GREEN BAY, Wis. (AP) — Four days after starting the season with a demoralizing defeat, Clay Matthews and the Green Bay Packers looked every bit like the team they were expected to be this season.
Maybe even better, at least on defense.
The Packers (1-1) pulled off a perfectly executed trick play, then rattled and robbed Jay Cutler the rest of the way in a 23-10 victory over the division rival Chicago Bears at Lambeau Field on Thursday night.
The win represented an impressive rebound from a season-opening loss to San Francisco. Had the Packers lost to the Bears, they would have fallen to 0-2, with both losses coming at home.

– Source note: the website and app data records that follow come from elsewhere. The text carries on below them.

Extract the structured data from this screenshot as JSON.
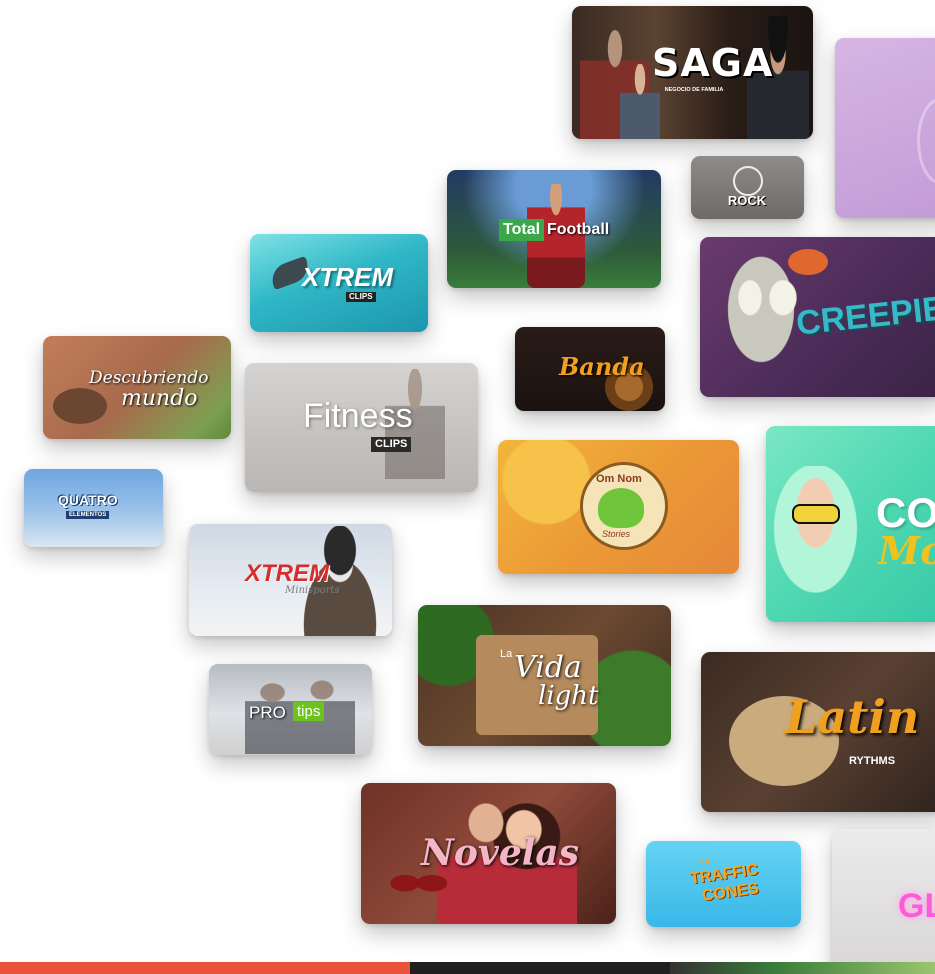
{
  "tiles": {
    "saga": {
      "title": "SAGA",
      "subtitle": "NEGOCIO DE FAMILIA"
    },
    "rock": {
      "title": "ROCK"
    },
    "total_football": {
      "word1": "Total",
      "word2": "Football"
    },
    "xtrem_clips": {
      "title": "XTREM",
      "tag": "CLIPS"
    },
    "creepie": {
      "title": "CREEPIE"
    },
    "descubriendo": {
      "line1": "Descubriendo",
      "line2": "mundo"
    },
    "banda": {
      "title": "Banda"
    },
    "fitness": {
      "title": "Fitness",
      "tag": "CLIPS"
    },
    "cuatro": {
      "title": "QUATRO",
      "tag": "ELEMENTOS"
    },
    "om_nom": {
      "title": "Om Nom",
      "tag": "Stories"
    },
    "co_mo": {
      "line1": "CO",
      "line2": "Mo"
    },
    "xtrem_minisports": {
      "title": "XTREM",
      "tag": "Minisports"
    },
    "pro_tips": {
      "word1": "PRO",
      "word2": "tips"
    },
    "vida_light": {
      "small": "La",
      "line1": "Vida",
      "line2": "light"
    },
    "latin": {
      "title": "Latin",
      "tag": "RYTHMS"
    },
    "novelas": {
      "title": "Novelas"
    },
    "traffic_cones": {
      "small": "THE",
      "line1": "TRAFFIC",
      "line2": "CONES"
    },
    "glam": {
      "title": "GL"
    }
  },
  "colors": {
    "accent_orange": "#f0a01e",
    "pro_tips_green": "#6cc31c",
    "total_green": "#3aa849",
    "creepie_teal": "#36b9c8",
    "bottom_strip_red": "#e8533a"
  }
}
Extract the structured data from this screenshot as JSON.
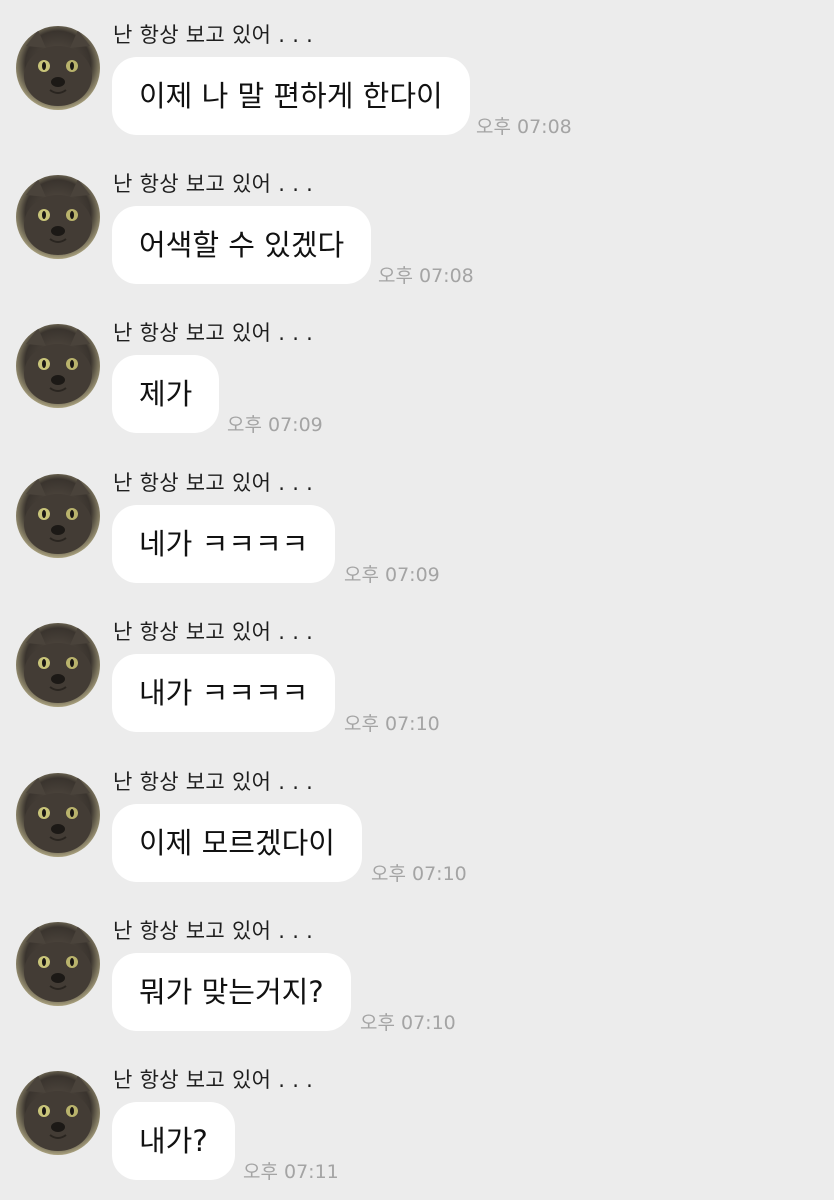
{
  "sender_name": "난 항상 보고 있어 . . .",
  "messages": [
    {
      "text": "이제 나 말 편하게 한다이",
      "time": "오후 07:08"
    },
    {
      "text": "어색할 수 있겠다",
      "time": "오후 07:08"
    },
    {
      "text": "제가",
      "time": "오후 07:09"
    },
    {
      "text": "네가 ㅋㅋㅋㅋ",
      "time": "오후 07:09"
    },
    {
      "text": "내가 ㅋㅋㅋㅋ",
      "time": "오후 07:10"
    },
    {
      "text": "이제 모르겠다이",
      "time": "오후 07:10"
    },
    {
      "text": "뭐가 맞는거지?",
      "time": "오후 07:10"
    },
    {
      "text": "내가?",
      "time": "오후 07:11"
    }
  ],
  "avatar_icon": "cat-photo-icon",
  "colors": {
    "background": "#ececec",
    "bubble": "#ffffff",
    "timestamp": "#a4a4a4",
    "text": "#111111"
  }
}
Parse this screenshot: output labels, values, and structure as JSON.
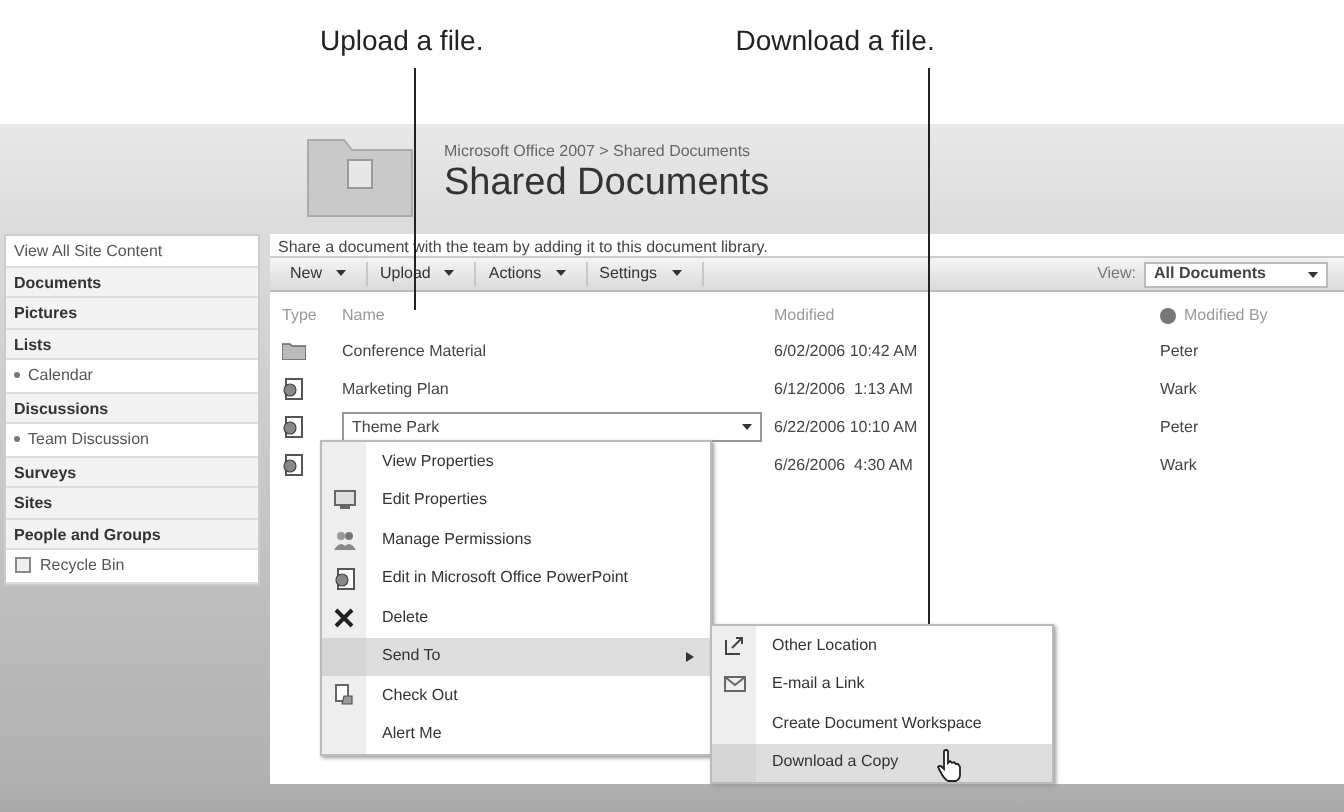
{
  "callouts": [
    {
      "text": "Upload a file."
    },
    {
      "text": "Download a file."
    }
  ],
  "breadcrumb": "Microsoft Office 2007 > Shared Documents",
  "title": "Shared Documents",
  "sidebar": {
    "items": [
      {
        "kind": "link",
        "label": "View All Site Content"
      },
      {
        "kind": "heading",
        "label": "Documents"
      },
      {
        "kind": "heading",
        "label": "Pictures"
      },
      {
        "kind": "heading",
        "label": "Lists"
      },
      {
        "kind": "sub",
        "label": "Calendar"
      },
      {
        "kind": "heading",
        "label": "Discussions"
      },
      {
        "kind": "sub",
        "label": "Team Discussion"
      },
      {
        "kind": "heading",
        "label": "Surveys"
      },
      {
        "kind": "heading",
        "label": "Sites"
      },
      {
        "kind": "heading",
        "label": "People and Groups"
      },
      {
        "kind": "recycle",
        "label": "Recycle Bin"
      }
    ]
  },
  "description": "Share a document with the team by adding it to this document library.",
  "toolbar": {
    "buttons": [
      {
        "label": "New"
      },
      {
        "label": "Upload"
      },
      {
        "label": "Actions"
      },
      {
        "label": "Settings"
      }
    ],
    "view_label": "View:",
    "view_value": "All Documents"
  },
  "table": {
    "columns": [
      "Type",
      "Name",
      "Modified",
      "Modified By"
    ],
    "rows": [
      {
        "kind": "folder",
        "name": "Conference Material",
        "modified": "6/02/2006 10:42 AM",
        "modified_by": "Peter",
        "selected": false
      },
      {
        "kind": "document",
        "name": "Marketing Plan",
        "modified": "6/12/2006  1:13 AM",
        "modified_by": "Wark",
        "selected": false
      },
      {
        "kind": "document",
        "name": "Theme Park",
        "modified": "6/22/2006 10:10 AM",
        "modified_by": "Peter",
        "selected": true
      },
      {
        "kind": "document",
        "modified": "6/26/2006  4:30 AM",
        "modified_by": "Wark",
        "selected": false
      }
    ]
  },
  "context_menu": [
    {
      "label": "View Properties",
      "kind": "plain",
      "selected": false
    },
    {
      "label": "Edit Properties",
      "kind": "edit",
      "selected": false
    },
    {
      "label": "Manage Permissions",
      "kind": "people",
      "selected": false
    },
    {
      "label": "Edit in Microsoft Office PowerPoint",
      "kind": "document",
      "selected": false
    },
    {
      "label": "Delete",
      "kind": "delete",
      "selected": false
    },
    {
      "label": "Send To",
      "kind": "submenu",
      "selected": true
    },
    {
      "label": "Check Out",
      "kind": "checkout",
      "selected": false
    },
    {
      "label": "Alert Me",
      "kind": "plain",
      "selected": false
    }
  ],
  "submenu": [
    {
      "label": "Other Location",
      "kind": "location",
      "selected": false
    },
    {
      "label": "E-mail a Link",
      "kind": "email",
      "selected": false
    },
    {
      "label": "Create Document Workspace",
      "kind": "plain",
      "selected": false
    },
    {
      "label": "Download a Copy",
      "kind": "plain",
      "selected": true
    }
  ]
}
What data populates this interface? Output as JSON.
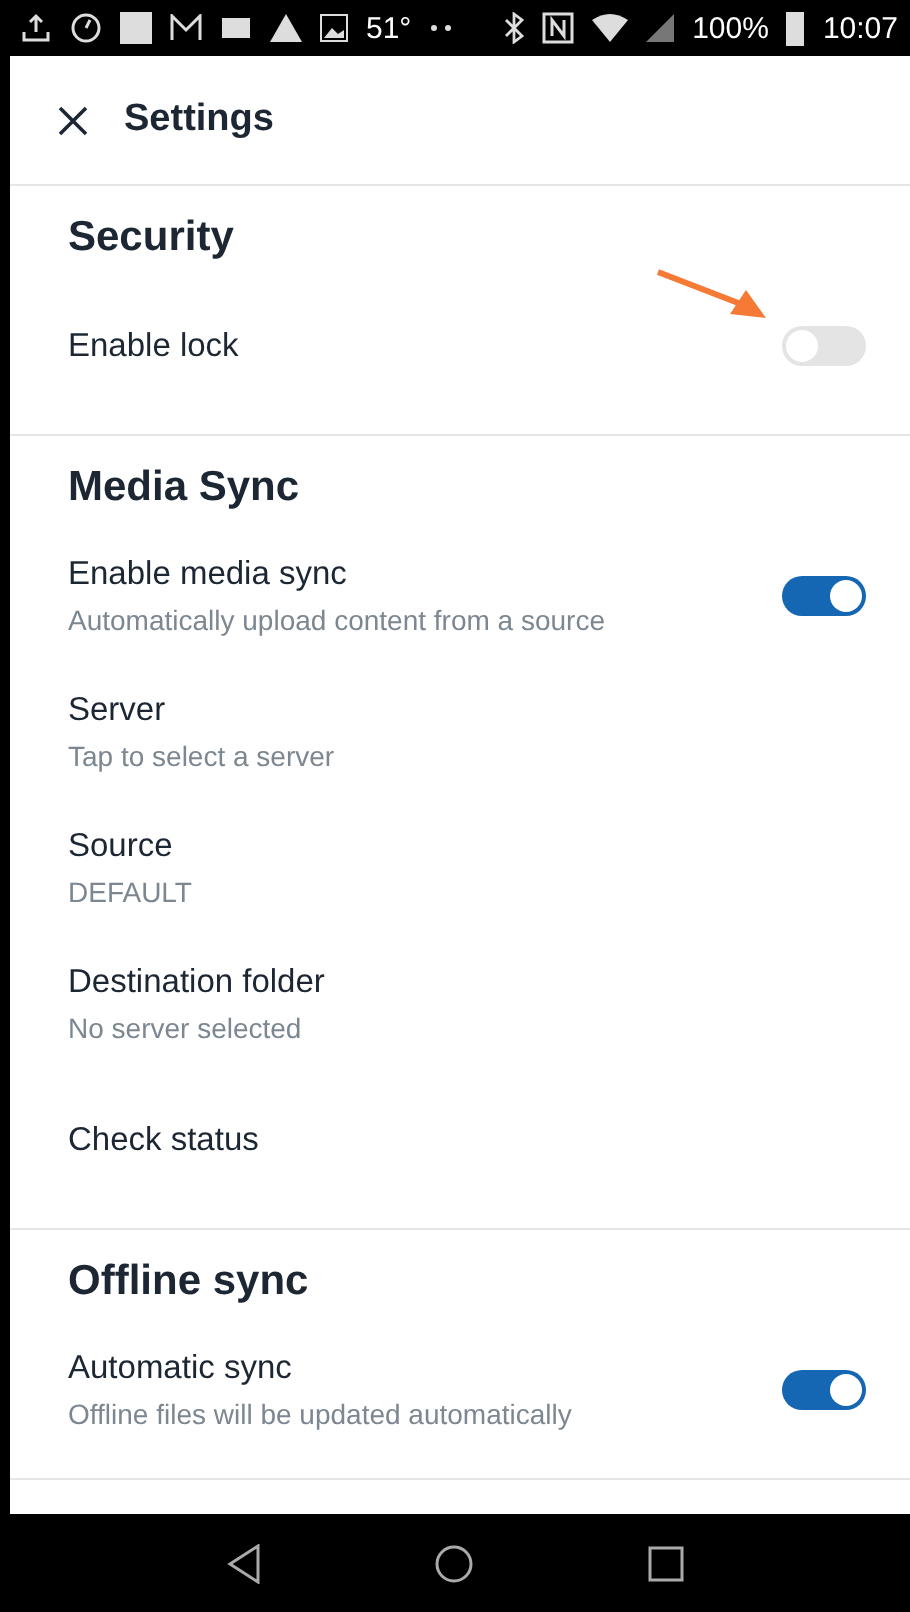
{
  "status_bar": {
    "temperature": "51°",
    "battery": "100%",
    "time": "10:07"
  },
  "header": {
    "title": "Settings"
  },
  "sections": [
    {
      "title": "Security",
      "items": [
        {
          "kind": "toggle",
          "label": "Enable lock",
          "on": false,
          "annotated": true
        }
      ]
    },
    {
      "title": "Media Sync",
      "items": [
        {
          "kind": "toggle",
          "label": "Enable media sync",
          "subtitle": "Automatically upload content from a source",
          "on": true
        },
        {
          "kind": "link",
          "label": "Server",
          "subtitle": "Tap to select a server"
        },
        {
          "kind": "link",
          "label": "Source",
          "subtitle": "DEFAULT"
        },
        {
          "kind": "link",
          "label": "Destination folder",
          "subtitle": "No server selected"
        },
        {
          "kind": "link",
          "label": "Check status"
        }
      ]
    },
    {
      "title": "Offline sync",
      "items": [
        {
          "kind": "toggle",
          "label": "Automatic sync",
          "subtitle": "Offline files will be updated automatically",
          "on": true
        }
      ]
    }
  ]
}
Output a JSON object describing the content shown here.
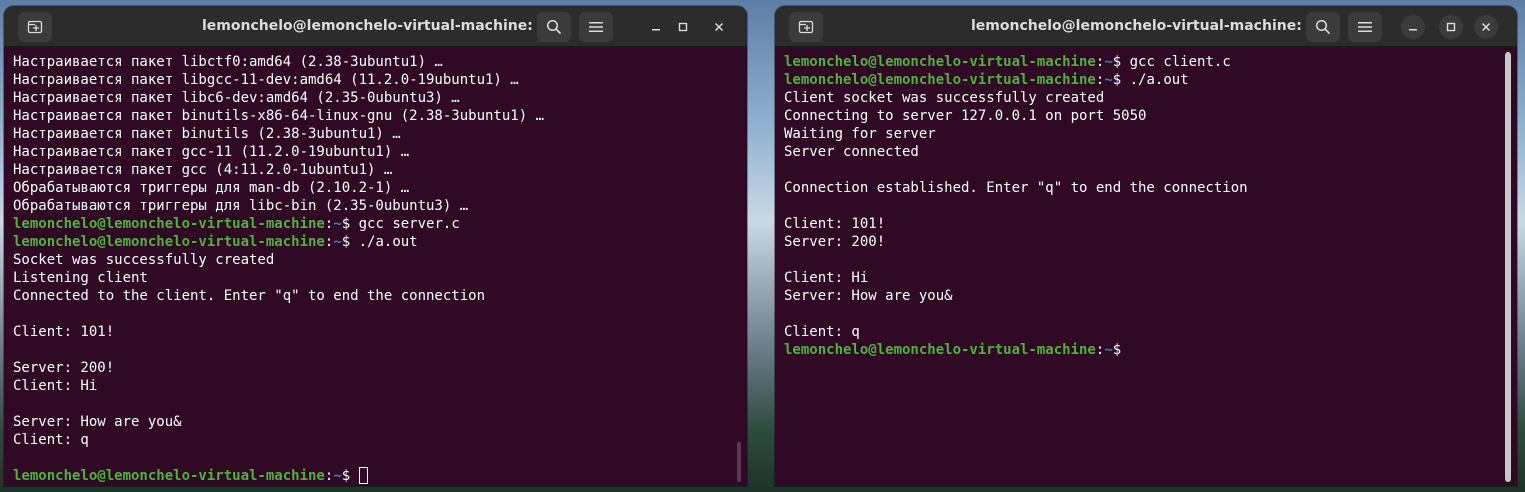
{
  "colors": {
    "terminal_bg": "#300a24",
    "titlebar_bg": "#2c2c2c",
    "prompt_user": "#4fb33a",
    "prompt_path": "#3d7dd0",
    "text": "#ffffff"
  },
  "left_window": {
    "title": "lemonchelo@lemonchelo-virtual-machine: ~",
    "icons": {
      "new_tab": "new-tab-icon",
      "search": "search-icon",
      "menu": "hamburger-menu-icon",
      "minimize": "minimize-icon",
      "maximize": "maximize-icon",
      "close": "close-icon"
    },
    "lines": [
      {
        "text": "Настраивается пакет libctf0:amd64 (2.38-3ubuntu1) …"
      },
      {
        "text": "Настраивается пакет libgcc-11-dev:amd64 (11.2.0-19ubuntu1) …"
      },
      {
        "text": "Настраивается пакет libc6-dev:amd64 (2.35-0ubuntu3) …"
      },
      {
        "text": "Настраивается пакет binutils-x86-64-linux-gnu (2.38-3ubuntu1) …"
      },
      {
        "text": "Настраивается пакет binutils (2.38-3ubuntu1) …"
      },
      {
        "text": "Настраивается пакет gcc-11 (11.2.0-19ubuntu1) …"
      },
      {
        "text": "Настраивается пакет gcc (4:11.2.0-1ubuntu1) …"
      },
      {
        "text": "Обрабатываются триггеры для man-db (2.10.2-1) …"
      },
      {
        "text": "Обрабатываются триггеры для libc-bin (2.35-0ubuntu3) …"
      },
      {
        "prompt_user": "lemonchelo@lemonchelo-virtual-machine",
        "prompt_colon": ":",
        "prompt_path": "~",
        "prompt_dollar": "$ ",
        "command": "gcc server.c"
      },
      {
        "prompt_user": "lemonchelo@lemonchelo-virtual-machine",
        "prompt_colon": ":",
        "prompt_path": "~",
        "prompt_dollar": "$ ",
        "command": "./a.out"
      },
      {
        "text": "Socket was successfully created"
      },
      {
        "text": "Listening client"
      },
      {
        "text": "Connected to the client. Enter \"q\" to end the connection"
      },
      {
        "text": ""
      },
      {
        "text": "Client: 101!"
      },
      {
        "text": ""
      },
      {
        "text": "Server: 200!"
      },
      {
        "text": "Client: Hi"
      },
      {
        "text": ""
      },
      {
        "text": "Server: How are you&"
      },
      {
        "text": "Client: q"
      },
      {
        "text": ""
      },
      {
        "prompt_user": "lemonchelo@lemonchelo-virtual-machine",
        "prompt_colon": ":",
        "prompt_path": "~",
        "prompt_dollar": "$ ",
        "command": ""
      }
    ]
  },
  "right_window": {
    "title": "lemonchelo@lemonchelo-virtual-machine: ~",
    "icons": {
      "new_tab": "new-tab-icon",
      "search": "search-icon",
      "menu": "hamburger-menu-icon",
      "minimize": "minimize-icon",
      "maximize": "maximize-icon",
      "close": "close-icon"
    },
    "lines": [
      {
        "prompt_user": "lemonchelo@lemonchelo-virtual-machine",
        "prompt_colon": ":",
        "prompt_path": "~",
        "prompt_dollar": "$ ",
        "command": "gcc client.c"
      },
      {
        "prompt_user": "lemonchelo@lemonchelo-virtual-machine",
        "prompt_colon": ":",
        "prompt_path": "~",
        "prompt_dollar": "$ ",
        "command": "./a.out"
      },
      {
        "text": "Client socket was successfully created"
      },
      {
        "text": "Connecting to server 127.0.0.1 on port 5050"
      },
      {
        "text": "Waiting for server"
      },
      {
        "text": "Server connected"
      },
      {
        "text": ""
      },
      {
        "text": "Connection established. Enter \"q\" to end the connection"
      },
      {
        "text": ""
      },
      {
        "text": "Client: 101!"
      },
      {
        "text": "Server: 200!"
      },
      {
        "text": ""
      },
      {
        "text": "Client: Hi"
      },
      {
        "text": "Server: How are you&"
      },
      {
        "text": ""
      },
      {
        "text": "Client: q"
      },
      {
        "prompt_user": "lemonchelo@lemonchelo-virtual-machine",
        "prompt_colon": ":",
        "prompt_path": "~",
        "prompt_dollar": "$",
        "command": ""
      }
    ]
  }
}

‘‘Inside the facility, there wasn’t any panic,’’ Aaron Rodgers said. ‘‘Outside, I think people were worried if we lose to Chicago, you’re kind of putting yourself behind the eight ball a little bit. Good win for us. We’re 1-1. Again, it’s one game. We need to get better on offense; defense played incredible.’’